by Kriston Wenzel, LBSW, CT
As a grief specialist at Hospice of the Red River Valley, I facilitate support groups. The support groups vary from our teen/kid groups, to general grief groups, to grief groups for widows. As a facilitator, I am always in awe of the honesty and emotion shared by those who attend the groups.
A topic of great interest to me is when a group discusses “hospice death” versus “sudden death.” Each loss brings up so many of the same emotions and feelings, but unique issues at the same time. Interestingly, each griever feels one type of loss is more difficult than the other, but also voice they cannot imagine how difficult the other is.
Many losses fall into the category of sudden death: accidents, homicide, suicide, miscarriage, natural disaster, sudden illness and other similar circumstance.

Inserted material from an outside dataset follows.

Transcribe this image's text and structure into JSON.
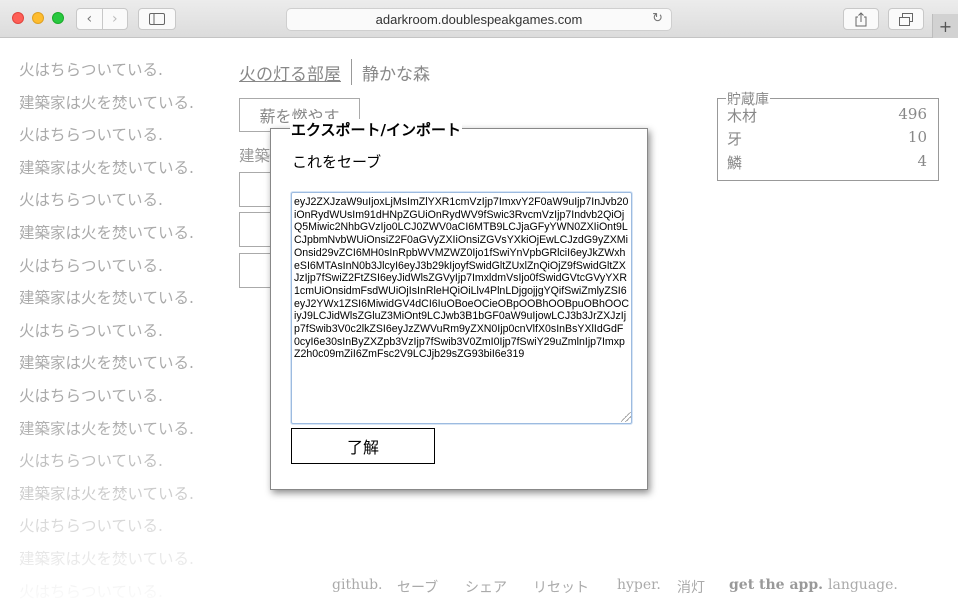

When I think of these losses, feelings of shock and disbelief automatically come to mind. I don’t think we are ever prepared for death, but a sudden death leaves a person feeling even more vulnerable and unsure. When we are unprepared for a death, we are left with the need to try to make sense of it. Individuals may even look back on the days prior to the death to look for clues that could have given them an idea of what was to come.
Sudden death losses share several similar feelings, such as trying to make sense of the loss, shock, guilt, blame, anxiety and helplessness, to name a few. While dealing with these losses, people may also experience a level of uncertainty, or “what now.” There may be legal ramifications and media attention surrounding the death’s circumstances, which can delay the ability to grieve. The grieving/healing process can be very similar for both “sudden deaths” and “hospice deaths,” because a loss is a loss. It is important to deal with a sudden loss very similarly to how one would deal with an expected loss.
Many options are available to help with the grief process, including support groups, private counseling, faith communities, school, friends and family. Some, however, will learn they may need to take this journey alone. Grief, like each loss, is so different for each person; no two people will choose the same path. You will need to find what works best for you and your loved ones.
Though sudden loss brings many difficulties, there is hope. It is my wish you will find the help you need wherever you can find it, but know that Hospice of the Red River Valley grief support services are available to all, not just families who had loved ones on hospice care, to help you on this journey.
Hospice of the Red River Valley offers a number of support groups in several communities. Please visit our grief support calendar for dates, locations and times.
If you have questions or would like to speak to someone about your loss, please call (800) 237-4629 and ask to speak to someone in the grief support department.
Kriston Wenzel, LBSW, CT, is a grief specialist at Hospice of the Red River Valley. What she enjoys most about her work is having the chance to help individuals and families find their strength and resiliency during such a difficult time in their lives.
About Hospice of the Red River Valley
In 1981, Hospice of the Red River Valley was founded on the fundamental belief that everyone deserves access to high-quality end-of-life care. We fulfill our nonprofit mission by providing medical, emotional, personal and spiritual care, as well as grief support to our patients, their families and caregivers during a tender time in life. Our staff helps those we serve experience more meaningful moments through exceptional hospice care, 24 hours a day, 365 days a year, wherever a patient calls home. Spread across more than 40,000 square miles in North Dakota and Minnesota, Hospice of the Red River Valley offers round-the-clock availability via phone, prompt response times and same-day admissions, including evenings, weekends and holidays. Contact us anytime at 800-237-4629 or hrrv.org.